If it wasn’t enough that men kill women, we see a normalisation of male violence against women in our popular culture. Rape is used to drive movie and TV plotlines; women subject to violence are obscured in news stories; women’s objectification for the ‘male gaze’ has long been of concern to feminist media and cultural studies scholars (see for example, Boyle, 2004).
This matters as media have an effect. Not an effect that can be necessarily causally ‘proved’ but an effect so subtle and ubiquitous it is impossible to imagine a world without media. Media provide the soundtrack and the backdrop to our lives. If you’re sceptical try going 7 days without any kind of media, or even just 24 hours. Media provide the parameters to what we know, what we think about, and how we think about it. Politicians spend huge amounts on spin doctors in a bid to manage their media appearances; recent concerns about ‘fake news’ have demonstrated just how significant media are in impacting election outcomes. But media also function to generate our shared norms and values, that we deem culturally acceptable. As Justin Lewis says, media set the limits to our imagination.
If our imagination is limited to understand that it is men’s voices and experiences that matter, what happens when women raise theirs?
There is a rich history of feminist literature, of women raising their voices. bell hooks, drawing from Sojourner Truth’s powerful testimony more than 100 years earlier asked ‘Ain’t I a woman?’ when she spoke of the importance of recognising the diversity of women’s experiences; not all feminism needed to be about white middle class women. And so she, and others, broke the silence to get their voices heard.
#MeToo in that sense is also nothing new. For centuries women have been speaking up and being silenced. Perhaps what was different with #MeToo was that it appeared that women would be believed. And while Weinstein has been sent to prison (for an excellent feminist analysis see Boyle, 2019), we discover this means only some women are believed.
There are still men who are being protected by institutions and structures which function to preserve ‘hegemonic masculinity’ (Connell, 1995). When women are subject to NDAs and silenced to protect the confidentiality of perpetrators; when boys clubs ‘close ranks’; when men get promoted and women get forced out, these are all mechanisms which function to silence women and protect the vested interests of male power. Women are further denied voice in the failure to believe them when they report abuse, harassment of violence, as is still happening today.
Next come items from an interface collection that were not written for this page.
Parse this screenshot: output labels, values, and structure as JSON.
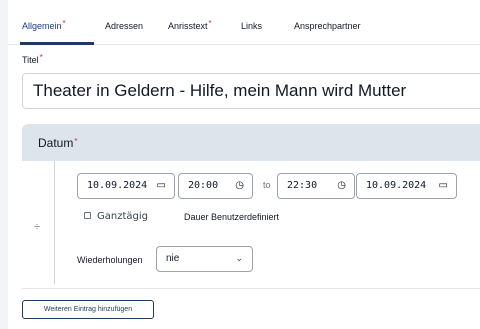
{
  "tabs": [
    {
      "label": "Allgemein",
      "required": "*"
    },
    {
      "label": "Adressen",
      "required": ""
    },
    {
      "label": "Anrisstext",
      "required": "*"
    },
    {
      "label": "Links",
      "required": ""
    },
    {
      "label": "Ansprechpartner",
      "required": ""
    }
  ],
  "title_field": {
    "label": "Titel",
    "required": "*",
    "value": "Theater in Geldern - Hilfe, mein Mann wird Mutter"
  },
  "datum": {
    "label": "Datum",
    "required": "*",
    "start_date": "10.09.2024",
    "start_time": "20:00",
    "separator": "to",
    "end_time": "22:30",
    "end_date": "10.09.2024",
    "all_day_label": "Ganztägig",
    "custom_duration_label": "Dauer Benutzerdefiniert",
    "repeat_label": "Wiederholungen",
    "repeat_value": "nie",
    "drag_handle_icon": "drag-handle-icon",
    "calendar_icon": "calendar-icon",
    "clock_icon": "clock-icon",
    "chevron_icon": "chevron-down-icon"
  },
  "add_entry_button": "Weiteren Eintrag hinzufügen",
  "colors": {
    "accent": "#1e3a5f",
    "required": "#e11d48",
    "section_header": "#dde4ec"
  }
}
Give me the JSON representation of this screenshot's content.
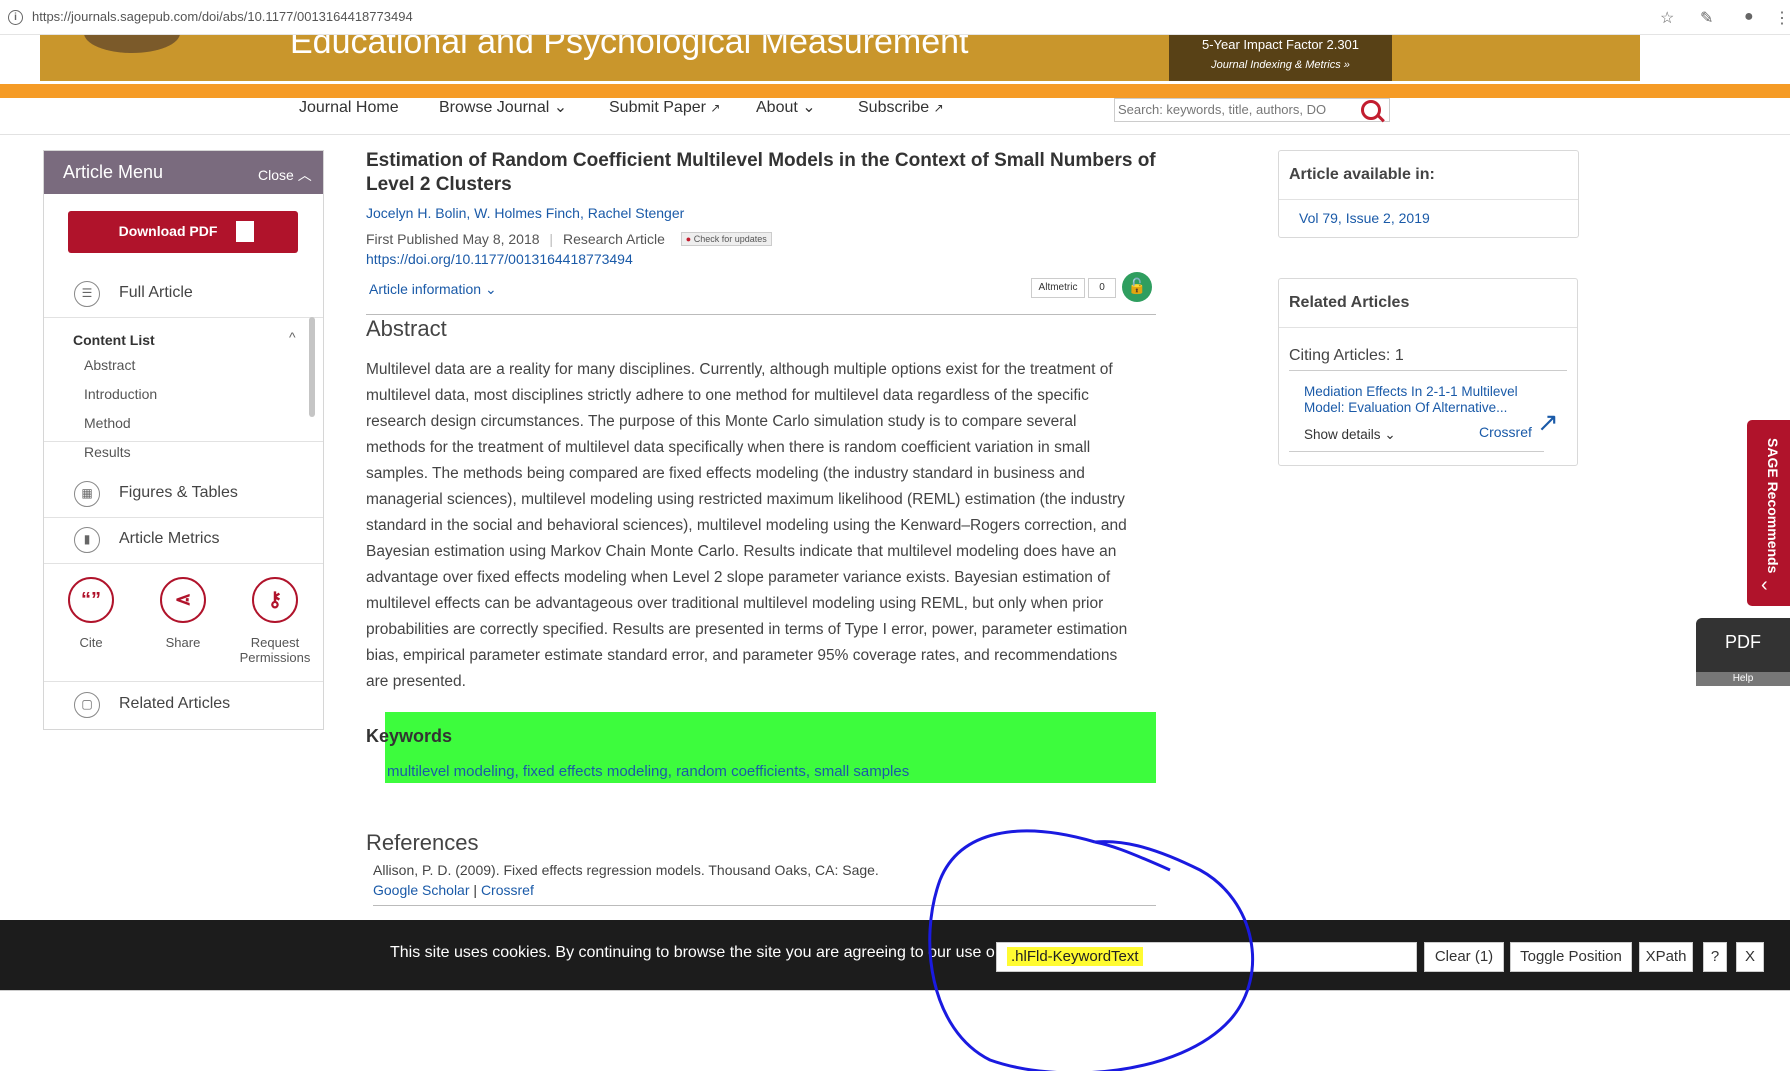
{
  "browser": {
    "url": "https://journals.sagepub.com/doi/abs/10.1177/0013164418773494"
  },
  "banner": {
    "journal_title": "Educational and Psychological Measurement",
    "impact_factor": "5-Year Impact Factor 2.301",
    "indexing_link": "Journal Indexing & Metrics »"
  },
  "nav": {
    "items": [
      "Journal Home",
      "Browse Journal",
      "Submit Paper",
      "About",
      "Subscribe"
    ],
    "search_placeholder": "Search: keywords, title, authors, DO"
  },
  "article_menu": {
    "title": "Article Menu",
    "close": "Close",
    "download_pdf": "Download PDF",
    "full_article": "Full Article",
    "content_list": "Content List",
    "content_items": [
      "Abstract",
      "Introduction",
      "Method",
      "Results"
    ],
    "figures_tables": "Figures & Tables",
    "article_metrics": "Article Metrics",
    "cite": "Cite",
    "share": "Share",
    "request_permissions_1": "Request",
    "request_permissions_2": "Permissions",
    "related_articles": "Related Articles"
  },
  "article": {
    "title": "Estimation of Random Coefficient Multilevel Models in the Context of Small Numbers of Level 2 Clusters",
    "authors": [
      "Jocelyn H. Bolin",
      "W. Holmes Finch",
      "Rachel Stenger"
    ],
    "first_published": "First Published May 8, 2018",
    "article_type": "Research Article",
    "check_updates": "Check for updates",
    "doi": "https://doi.org/10.1177/0013164418773494",
    "article_information": "Article information",
    "altmetric": "Altmetric",
    "altmetric_score": "0",
    "abstract_heading": "Abstract",
    "abstract_lines": [
      "Multilevel data are a reality for many disciplines. Currently, although multiple options exist for the treatment of",
      "multilevel data, most disciplines strictly adhere to one method for multilevel data regardless of the specific",
      "research design circumstances. The purpose of this Monte Carlo simulation study is to compare several",
      "methods for the treatment of multilevel data specifically when there is random coefficient variation in small",
      "samples. The methods being compared are fixed effects modeling (the industry standard in business and",
      "managerial sciences), multilevel modeling using restricted maximum likelihood (REML) estimation (the industry",
      "standard in the social and behavioral sciences), multilevel modeling using the Kenward–Rogers correction, and",
      "Bayesian estimation using Markov Chain Monte Carlo. Results indicate that multilevel modeling does have an",
      "advantage over fixed effects modeling when Level 2 slope parameter variance exists. Bayesian estimation of",
      "multilevel effects can be advantageous over traditional multilevel modeling using REML, but only when prior",
      "probabilities are correctly specified. Results are presented in terms of Type I error, power, parameter estimation",
      "bias, empirical parameter estimate standard error, and parameter 95% coverage rates, and recommendations",
      "are presented."
    ],
    "keywords_heading": "Keywords",
    "keywords": [
      "multilevel modeling",
      "fixed effects modeling",
      "random coefficients",
      "small samples"
    ],
    "references_heading": "References",
    "reference_1": "Allison, P. D. (2009). Fixed effects regression models. Thousand Oaks, CA: Sage.",
    "google_scholar": "Google Scholar",
    "crossref": "Crossref"
  },
  "sidebar": {
    "available_in_title": "Article available in:",
    "available_in_link": "Vol 79, Issue 2, 2019",
    "related_title": "Related Articles",
    "citing_articles": "Citing Articles: 1",
    "related_item_line1": "Mediation Effects In 2-1-1 Multilevel",
    "related_item_line2": "Model: Evaluation Of Alternative...",
    "show_details": "Show details",
    "crossref": "Crossref",
    "sage_recommends": "SAGE Recommends",
    "pdf_help_title": "PDF",
    "pdf_help_sub": "Help"
  },
  "cookie_bar": {
    "message": "This site uses cookies. By continuing to browse the site you are agreeing to our use o",
    "selector_value": ".hlFld-KeywordText",
    "clear_button": "Clear (1)",
    "toggle_button": "Toggle Position",
    "xpath_button": "XPath",
    "help_button": "?",
    "close_button": "X"
  },
  "colors": {
    "banner_gold": "#c9962c",
    "orange_bar": "#f59b26",
    "brand_red": "#b0132b",
    "link_blue": "#1a5aa8",
    "keyword_highlight": "#3dfc3d",
    "selector_highlight": "#fffb31",
    "annotation_blue": "#1a1ae0"
  }
}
Despite #MeToo.
Women don’t have to be silenced. There is a history of women refusing to be silenced. We need to listen to that history to learn from it. In so doing we can make our voices louder and break the circle of violence that silence imposes.
hooks, b (1981) Ain’t I a Woman. Black Women and Feminism Boston, MA: South End Press
Boyle, K (2004) Media and Violence. Gendering the Debates London: Sage
Boyle, K (2019) #MeToo, Weinstein and Feminism London: Palgrave
Connell, R.W. (1995) Masculinities Berkeley : University of California Press
Lewis, J (2013) Beyond Consumer Capitalism: Media and the Limits to Imagination Cambridge: Polity
Sue Scott “Much Silence, a poem in response to Lubaina Himid’s ‘Our Kisses are Petals’’ The Carte Blanche Anthology 2019
Heather Savigny is Professor of Gender, Media and Politics. She has published widely in these three areas, and is author of Cultural Sexism: The Politics of Feminist Rage in the #MeToo Era
Image Credit: Kristina Flour on Unsplash